Stanwyck and Taylor: Love and Stardom


Barbara Stanwyck’s effortless combination of tough, brassy and bold characters who embodied sultry, beguiling and sensitive spirits made her a dominant presence during her 60-year acting career.

Robert Taylor’s dashing good looks and charming manner earned him star billing as one of MGM’s leading men and the designation by Time magazine as “the most admired matinee idol since the late Rudolph Valentino.”

Together, the screen legends were a volatile mixture of sex, power and celebrity during Hollywood’s heyday in the 1940s.


Stanwyck, who lived in Northridge, and Taylor, who owned an alfalfa ranch in Chatsworth, were often spotted exchanging steamy glances over milkshakes at Kent’s Pharmacy on Reseda Boulevard in Northridge.

The couple starred in “His Brother’s Wife” (1936) and “This Is My Affair” (1937) before marrying in 1939 and moving to Stanwyck’s thoroughbred horse ranch at Reseda Boulevard and Devonshire Street in Northridge. Following their divorce in 1952, they reunited on screen for the film “The Night Walker” (1965).

For Taylor, the threat of communist attack was real. He was an informer during the communist witch hunt in Hollywood and in hearings before the House Committee on Un-American Activities in 1947 named names of entertainment industry figures rumored to be communists.

Despite the passage of time, Taylor’s testimony remains a dark moment in Hollywood history. Spurred by a petition drive by 50 screenwriters and producers in 1990, the actor’s name was stripped from a building on the Lorimar Studio lot in Culver City and replaced with that of late film director George Cukor.

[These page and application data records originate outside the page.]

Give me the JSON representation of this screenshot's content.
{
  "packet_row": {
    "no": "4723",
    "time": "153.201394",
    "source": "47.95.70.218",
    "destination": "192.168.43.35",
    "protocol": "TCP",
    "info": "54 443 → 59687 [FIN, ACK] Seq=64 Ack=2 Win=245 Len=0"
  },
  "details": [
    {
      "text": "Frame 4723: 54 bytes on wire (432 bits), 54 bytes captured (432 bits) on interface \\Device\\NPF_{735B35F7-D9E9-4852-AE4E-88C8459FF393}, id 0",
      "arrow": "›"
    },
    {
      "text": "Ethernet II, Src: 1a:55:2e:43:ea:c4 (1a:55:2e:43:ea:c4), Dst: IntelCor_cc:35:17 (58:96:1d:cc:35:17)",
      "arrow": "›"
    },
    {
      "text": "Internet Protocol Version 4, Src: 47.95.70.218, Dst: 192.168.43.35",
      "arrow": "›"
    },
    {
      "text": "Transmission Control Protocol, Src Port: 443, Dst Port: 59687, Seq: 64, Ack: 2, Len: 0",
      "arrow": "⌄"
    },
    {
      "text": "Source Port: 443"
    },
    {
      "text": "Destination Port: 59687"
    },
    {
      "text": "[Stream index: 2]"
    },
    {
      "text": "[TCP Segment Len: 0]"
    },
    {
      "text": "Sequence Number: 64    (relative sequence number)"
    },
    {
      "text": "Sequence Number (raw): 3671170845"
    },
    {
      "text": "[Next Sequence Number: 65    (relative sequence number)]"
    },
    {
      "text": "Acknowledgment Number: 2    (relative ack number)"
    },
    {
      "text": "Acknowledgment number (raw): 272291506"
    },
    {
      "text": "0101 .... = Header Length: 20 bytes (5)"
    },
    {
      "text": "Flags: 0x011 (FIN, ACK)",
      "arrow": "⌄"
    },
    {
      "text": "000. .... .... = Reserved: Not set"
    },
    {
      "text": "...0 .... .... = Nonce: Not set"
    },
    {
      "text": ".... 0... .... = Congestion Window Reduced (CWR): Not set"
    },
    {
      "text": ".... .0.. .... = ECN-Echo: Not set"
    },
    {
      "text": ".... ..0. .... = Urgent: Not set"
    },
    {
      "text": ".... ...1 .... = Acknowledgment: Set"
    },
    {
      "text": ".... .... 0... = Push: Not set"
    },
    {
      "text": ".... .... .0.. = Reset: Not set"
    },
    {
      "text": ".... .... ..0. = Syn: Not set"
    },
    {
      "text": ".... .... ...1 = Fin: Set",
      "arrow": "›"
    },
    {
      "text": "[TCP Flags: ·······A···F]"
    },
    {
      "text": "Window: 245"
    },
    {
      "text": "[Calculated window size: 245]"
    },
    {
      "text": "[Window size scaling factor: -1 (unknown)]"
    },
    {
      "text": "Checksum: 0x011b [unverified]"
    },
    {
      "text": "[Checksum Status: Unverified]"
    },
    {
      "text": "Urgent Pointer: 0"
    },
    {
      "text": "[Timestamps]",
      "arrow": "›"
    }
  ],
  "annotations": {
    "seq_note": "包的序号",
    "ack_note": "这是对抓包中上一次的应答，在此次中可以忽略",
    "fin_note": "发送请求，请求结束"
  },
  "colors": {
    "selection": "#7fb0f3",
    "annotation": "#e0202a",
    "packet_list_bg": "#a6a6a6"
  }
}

Taylor, who married German-born actress Ursula Thiess in 1954, died in 1969.

Stanwyck wed vaudevillian Frank Fay in 1928 and they adopted a son, Anthony Dion Fay. The couple divorced in 1935.

Stanwyck’s career spanned Broadway chorus lines, vaudeville, movies and television. She won three Emmys and an honorary Oscar. She appeared in 88 films, most notably “Stella Dallas” and “Double Indemnity.” On TV, she was best known for her roles in “The Big Valley,” “The Colbys” and the miniseries “The Thorn Birds.”


Stanwyck died of heart failure in 1990. She was 82.